__Work instruction__.
Each entry below should be restated word for word, without any picture it contains.

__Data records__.

************

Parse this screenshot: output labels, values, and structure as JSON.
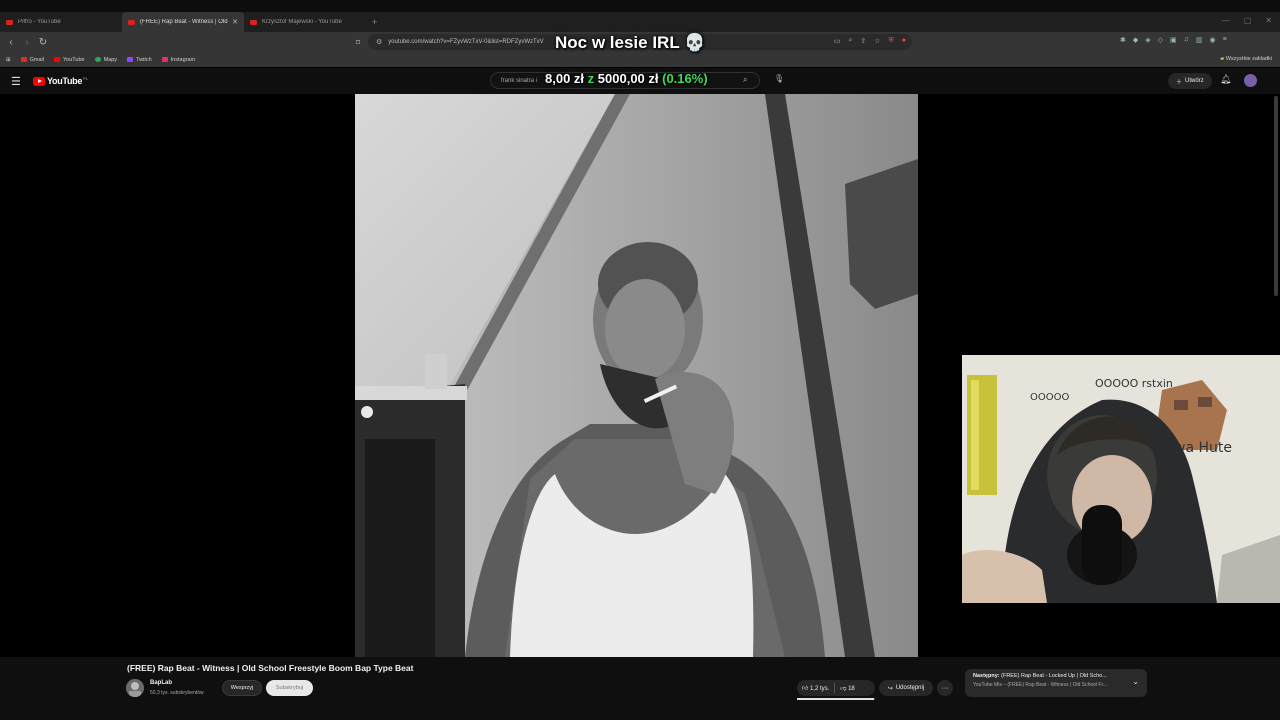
{
  "browser": {
    "tabs": [
      {
        "title": "Piffro - YouTube",
        "active": false
      },
      {
        "title": "(FREE) Rap Beat - Witness | Old S",
        "active": true
      },
      {
        "title": "Krzysztof Majewski - YouTube",
        "active": false
      }
    ],
    "new_tab": "+",
    "address": "youtube.com/watch?v=FZyvWzTxV-0&list=RDFZyvWzTxV",
    "bookmarks": [
      {
        "label": "Gmail",
        "color": "#d93025"
      },
      {
        "label": "YouTube",
        "color": "#ff0000"
      },
      {
        "label": "Mapy",
        "color": "#34a853"
      },
      {
        "label": "Twitch",
        "color": "#9146ff"
      },
      {
        "label": "Instagram",
        "color": "#e1306c"
      }
    ],
    "all_bookmarks": "Wszystkie zakładki"
  },
  "overlay": {
    "stream_title": "Noc w lesie IRL 💀",
    "donation_current": "8,00 zł",
    "donation_sep": "z",
    "donation_goal": "5000,00 zł",
    "donation_pct": "(0.16%)"
  },
  "youtube": {
    "logo": "YouTube",
    "logo_country": "PL",
    "search_value": "frank sinatra i",
    "create_label": "Utwórz"
  },
  "video": {
    "title": "(FREE) Rap Beat - Witness | Old School Freestyle Boom Bap Type Beat",
    "channel": "BapLab",
    "subscribers": "50,3 tys. subskrybentów",
    "support_label": "Wesprzyj",
    "subscribe_label": "Subskrybuj",
    "likes": "1,2 tys.",
    "dislikes": "18",
    "like_ratio": 0.985,
    "share_label": "Udostępnij",
    "more_label": "···"
  },
  "up_next": {
    "prefix": "Następny:",
    "title": "(FREE) Rap Beat - Locked Up | Old Scho...",
    "subtitle": "YouTube Mix – (FREE) Rap Beat - Witness | Old School Fr..."
  },
  "webcam_doodles": {
    "text1": "OOOOO rstxin",
    "text2": "Nowa Hute",
    "text3": "OOOOO"
  }
}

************

__Reply__.
Parse this screenshot: output labels, values, and structure as JSON.
{
  "browser": {
    "tabs": [
      {
        "title": "Piffro - YouTube",
        "active": false
      },
      {
        "title": "(FREE) Rap Beat - Witness | Old S",
        "active": true
      },
      {
        "title": "Krzysztof Majewski - YouTube",
        "active": false
      }
    ],
    "new_tab": "+",
    "address": "youtube.com/watch?v=FZyvWzTxV-0&list=RDFZyvWzTxV",
    "bookmarks": [
      {
        "label": "Gmail",
        "color": "#d93025"
      },
      {
        "label": "YouTube",
        "color": "#ff0000"
      },
      {
        "label": "Mapy",
        "color": "#34a853"
      },
      {
        "label": "Twitch",
        "color": "#9146ff"
      },
      {
        "label": "Instagram",
        "color": "#e1306c"
      }
    ],
    "all_bookmarks": "Wszystkie zakładki"
  },
  "overlay": {
    "stream_title": "Noc w lesie IRL 💀",
    "donation_current": "8,00 zł",
    "donation_sep": "z",
    "donation_goal": "5000,00 zł",
    "donation_pct": "(0.16%)"
  },
  "youtube": {
    "logo": "YouTube",
    "logo_country": "PL",
    "search_value": "frank sinatra i",
    "create_label": "Utwórz"
  },
  "video": {
    "title": "(FREE) Rap Beat - Witness | Old School Freestyle Boom Bap Type Beat",
    "channel": "BapLab",
    "subscribers": "50,3 tys. subskrybentów",
    "support_label": "Wesprzyj",
    "subscribe_label": "Subskrybuj",
    "likes": "1,2 tys.",
    "dislikes": "18",
    "like_ratio": 0.985,
    "share_label": "Udostępnij",
    "more_label": "···"
  },
  "up_next": {
    "prefix": "Następny:",
    "title": "(FREE) Rap Beat - Locked Up | Old Scho...",
    "subtitle": "YouTube Mix – (FREE) Rap Beat - Witness | Old School Fr..."
  },
  "webcam_doodles": {
    "text1": "OOOOO rstxin",
    "text2": "Nowa Hute",
    "text3": "OOOOO"
  }
}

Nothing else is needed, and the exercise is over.